Studies from world-leading universities like Harvard, MIT, and Wharton are finding that people using AI finish more tasks (+12.2% more on average), faster (+25.1%) to a higher level of quality (+40%) (Dell’Acqua et al, 2023). As advanced AI systems like ChatGPT become increasingly pervasive, university leaders around the world face complex decisions on effectively leveraging these technologies while upholding academic integrity.
Rather than banning AI, RMIT University has committed to critically evaluating and embracing its potential educational benefits. According to RMIT Deputy Vice-Chancellor Education Professor Sherman Young, “AI will be an integral part of our future life and work. We need to teach our students how to use AI critically, ethically and appropriately, just as we’ve taught them how to use other technologies to work more efficiently and effectively”.
The University has developed its own in-house AI (Val – short for Virtual Assistant for Learning) in partnership with Microsoft and currently available for staff use in RMIT-related work, research, learning and teaching. It has hosted international speakers, convened international collaborations between Vietnam and Australia, and actively innovated in this exciting new space in higher education.
Harnessing AI starts with curriculum design
RMIT has adopted a pragmatic, evolutionary approach to implement AI, with educators across the university spearheading varied innovative efforts to experiment with and integrate AI’s enormous opportunities. Some of these innovations were recently showcased by staff from RMIT campuses in both Australia and Vietnam.
In curriculum development, learning designers at RMIT Vietnam have extensively used generative AI to craft narratives and analogies to explain concepts, as well as generate examples, scenarios and activities for classes.
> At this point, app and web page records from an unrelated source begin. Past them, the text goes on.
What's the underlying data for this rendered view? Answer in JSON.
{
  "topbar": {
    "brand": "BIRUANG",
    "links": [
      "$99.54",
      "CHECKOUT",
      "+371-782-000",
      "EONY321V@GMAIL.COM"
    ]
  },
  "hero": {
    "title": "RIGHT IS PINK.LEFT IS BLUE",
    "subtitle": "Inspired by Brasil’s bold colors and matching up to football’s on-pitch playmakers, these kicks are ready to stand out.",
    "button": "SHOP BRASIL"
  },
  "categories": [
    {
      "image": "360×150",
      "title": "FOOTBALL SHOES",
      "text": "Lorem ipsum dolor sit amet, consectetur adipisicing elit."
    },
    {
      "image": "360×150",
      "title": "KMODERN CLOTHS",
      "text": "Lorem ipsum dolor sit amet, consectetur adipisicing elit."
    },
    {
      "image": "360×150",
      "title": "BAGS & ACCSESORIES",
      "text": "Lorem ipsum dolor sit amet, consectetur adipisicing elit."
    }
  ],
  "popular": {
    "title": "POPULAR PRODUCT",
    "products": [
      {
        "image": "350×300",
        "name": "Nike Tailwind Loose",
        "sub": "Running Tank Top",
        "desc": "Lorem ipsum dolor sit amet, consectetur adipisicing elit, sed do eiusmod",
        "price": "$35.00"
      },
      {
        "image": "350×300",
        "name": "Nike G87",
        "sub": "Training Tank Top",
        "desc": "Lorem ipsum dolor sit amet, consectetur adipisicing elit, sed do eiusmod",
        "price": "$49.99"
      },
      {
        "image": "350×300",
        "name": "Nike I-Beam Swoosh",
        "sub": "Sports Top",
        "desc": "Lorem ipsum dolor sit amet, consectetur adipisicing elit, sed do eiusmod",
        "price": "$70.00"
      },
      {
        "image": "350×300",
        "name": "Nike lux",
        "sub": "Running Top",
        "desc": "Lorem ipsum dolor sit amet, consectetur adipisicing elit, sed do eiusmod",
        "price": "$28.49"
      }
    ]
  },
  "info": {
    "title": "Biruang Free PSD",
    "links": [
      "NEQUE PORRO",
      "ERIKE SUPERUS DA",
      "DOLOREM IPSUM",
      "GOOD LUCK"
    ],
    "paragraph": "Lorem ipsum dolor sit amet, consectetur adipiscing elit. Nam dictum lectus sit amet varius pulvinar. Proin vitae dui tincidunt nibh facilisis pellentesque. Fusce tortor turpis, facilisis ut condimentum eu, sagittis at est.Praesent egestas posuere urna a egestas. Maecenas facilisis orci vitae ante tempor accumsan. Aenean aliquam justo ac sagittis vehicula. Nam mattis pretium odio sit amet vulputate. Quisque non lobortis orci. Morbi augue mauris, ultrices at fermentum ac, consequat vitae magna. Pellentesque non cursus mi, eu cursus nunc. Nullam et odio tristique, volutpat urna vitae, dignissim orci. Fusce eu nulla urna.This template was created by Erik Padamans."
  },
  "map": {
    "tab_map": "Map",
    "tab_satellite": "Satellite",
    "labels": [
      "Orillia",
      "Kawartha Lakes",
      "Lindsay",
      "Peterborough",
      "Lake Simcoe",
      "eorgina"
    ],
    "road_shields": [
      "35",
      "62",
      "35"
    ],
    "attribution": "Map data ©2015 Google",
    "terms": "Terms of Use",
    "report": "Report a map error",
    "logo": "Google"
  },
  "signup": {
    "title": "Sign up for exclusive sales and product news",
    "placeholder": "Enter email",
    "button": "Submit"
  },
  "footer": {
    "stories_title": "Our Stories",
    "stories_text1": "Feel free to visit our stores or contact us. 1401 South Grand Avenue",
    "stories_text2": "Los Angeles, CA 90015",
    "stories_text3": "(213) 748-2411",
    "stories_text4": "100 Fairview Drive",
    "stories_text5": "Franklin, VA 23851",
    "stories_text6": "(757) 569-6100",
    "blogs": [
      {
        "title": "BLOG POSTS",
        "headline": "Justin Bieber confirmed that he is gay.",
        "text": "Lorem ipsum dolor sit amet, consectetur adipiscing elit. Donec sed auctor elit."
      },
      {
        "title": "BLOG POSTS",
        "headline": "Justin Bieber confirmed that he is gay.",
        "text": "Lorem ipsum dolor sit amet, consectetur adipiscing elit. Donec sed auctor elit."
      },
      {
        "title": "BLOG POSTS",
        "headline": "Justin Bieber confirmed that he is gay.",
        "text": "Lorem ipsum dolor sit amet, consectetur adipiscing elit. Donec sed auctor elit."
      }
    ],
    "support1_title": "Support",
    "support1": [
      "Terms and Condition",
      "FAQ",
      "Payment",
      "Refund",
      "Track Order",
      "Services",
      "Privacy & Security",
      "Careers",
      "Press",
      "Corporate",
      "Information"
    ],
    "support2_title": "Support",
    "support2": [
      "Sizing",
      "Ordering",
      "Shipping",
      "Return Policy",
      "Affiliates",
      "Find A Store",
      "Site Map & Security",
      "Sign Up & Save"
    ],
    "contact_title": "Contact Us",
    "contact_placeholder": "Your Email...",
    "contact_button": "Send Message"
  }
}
A combination of AI and gamification can also help facilitate engagement, as Dr Santiago Velasquez, Assistant Program Manager of RMIT Vietnam’s MBA program has successfully piloted. Dr Velasquez has used AI to create detailed, fictional, and interactive personas that students can roleplay with for design thinking exercises. He noted that the enhanced realism of engaging with an AI leads to increased student engagement and outcomes, enabling students to perform high-quality research compared to traditional roleplays.